# EXERCISE INSTRUCTIONS
Excluding any images, copy all of the lines below precisely as written.

Page and application data records:
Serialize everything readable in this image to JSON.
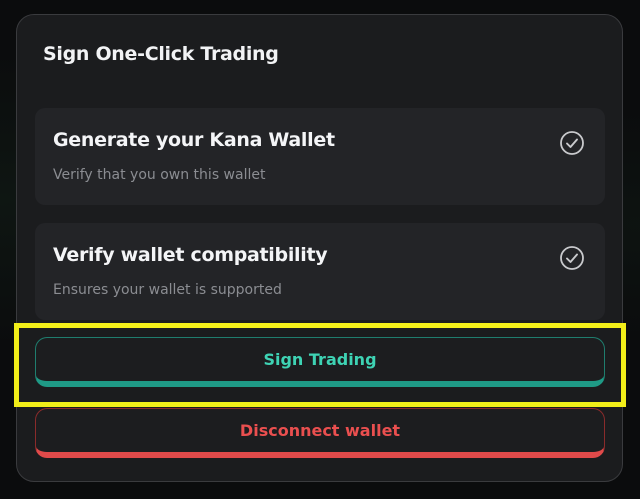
{
  "modal": {
    "title": "Sign One-Click Trading"
  },
  "steps": [
    {
      "title": "Generate your Kana Wallet",
      "subtitle": "Verify that you own this wallet",
      "status_icon": "check-circle-icon"
    },
    {
      "title": "Verify wallet compatibility",
      "subtitle": "Ensures your wallet is supported",
      "status_icon": "check-circle-icon"
    }
  ],
  "actions": {
    "sign_label": "Sign Trading",
    "disconnect_label": "Disconnect wallet"
  },
  "colors": {
    "accent_teal": "#3ed3b4",
    "danger_red": "#ea4f4f",
    "highlight": "#f2ee19",
    "panel": "#1b1c1e"
  }
}
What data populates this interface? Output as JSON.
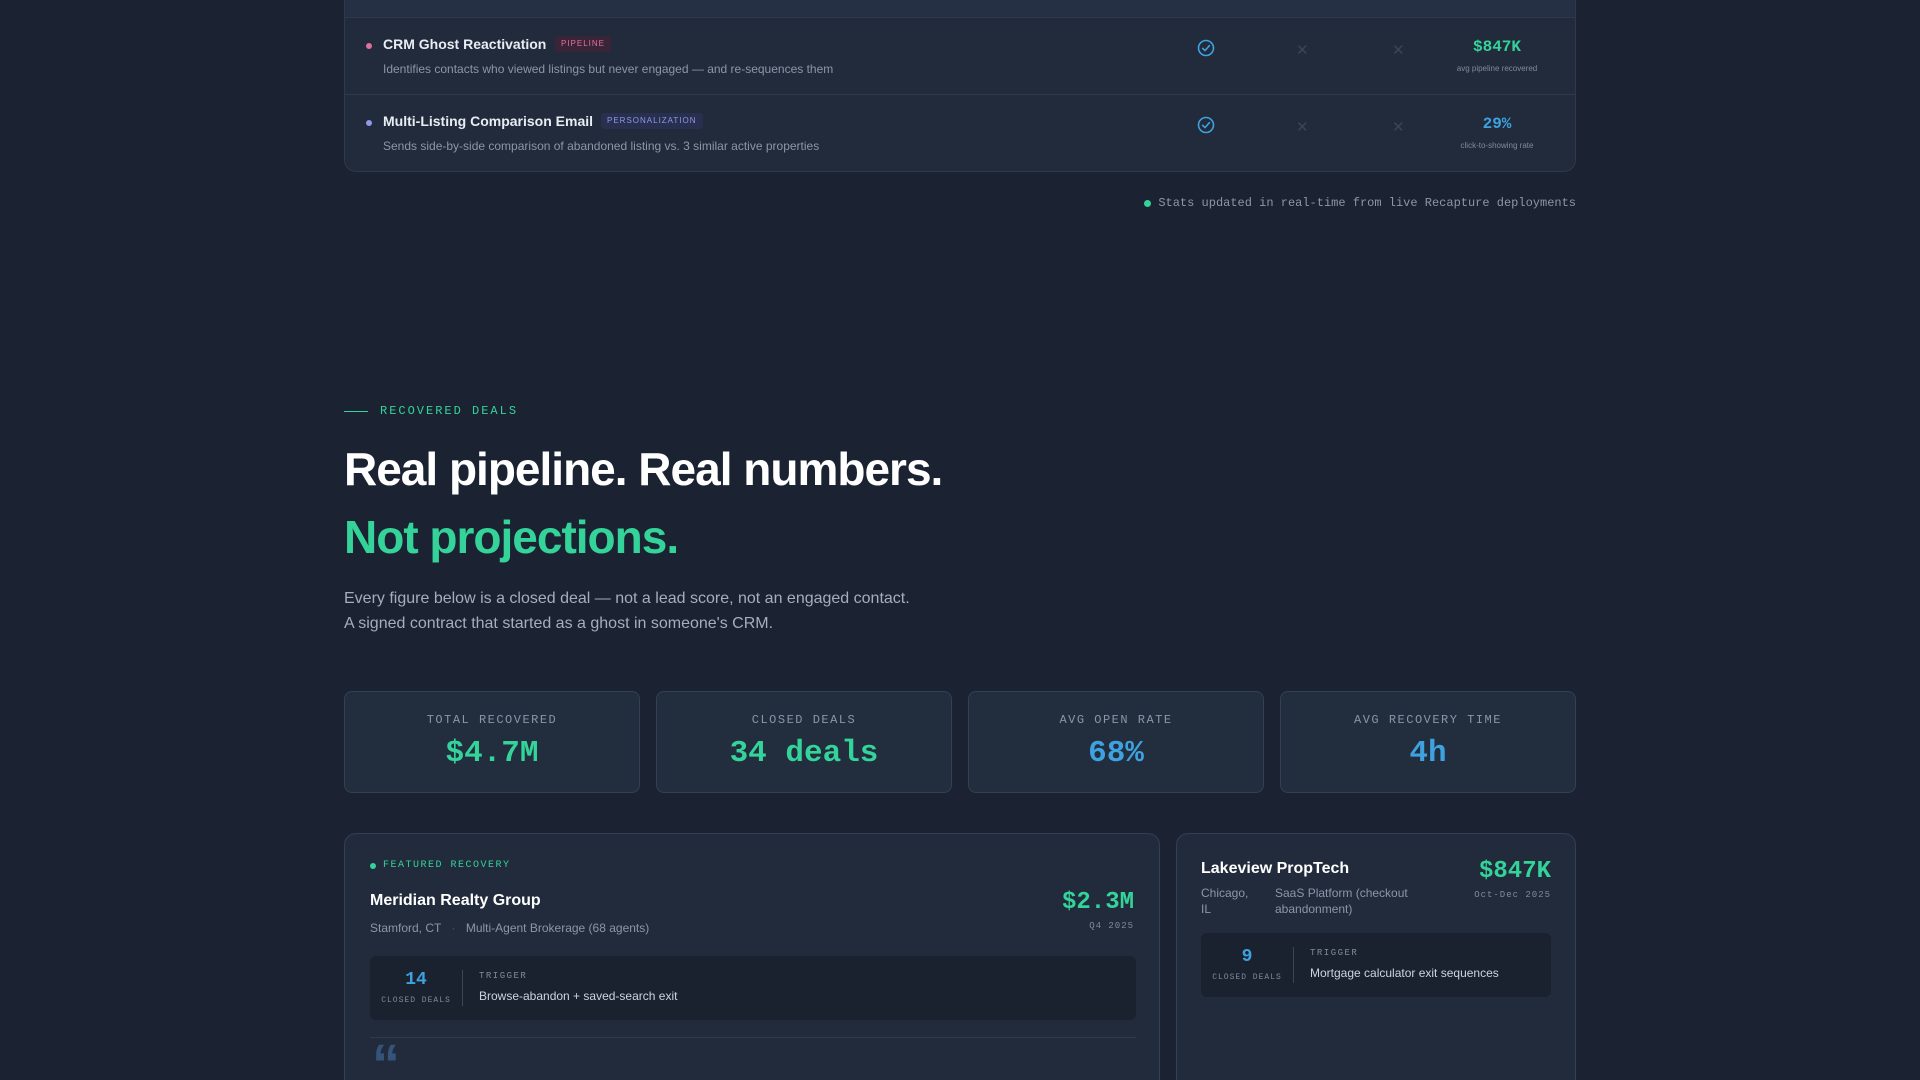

# RESPONSE AREA
Serialize everything readable in this image to JSON.
{
  "modal": {
    "title": "Sign One-Click Trading"
  },
  "steps": [
    {
      "title": "Generate your Kana Wallet",
      "subtitle": "Verify that you own this wallet",
      "status_icon": "check-circle-icon"
    },
    {
      "title": "Verify wallet compatibility",
      "subtitle": "Ensures your wallet is supported",
      "status_icon": "check-circle-icon"
    }
  ],
  "actions": {
    "sign_label": "Sign Trading",
    "disconnect_label": "Disconnect wallet"
  },
  "colors": {
    "accent_teal": "#3ed3b4",
    "danger_red": "#ea4f4f",
    "highlight": "#f2ee19",
    "panel": "#1b1c1e"
  }
}
What data populates this interface? Output as JSON.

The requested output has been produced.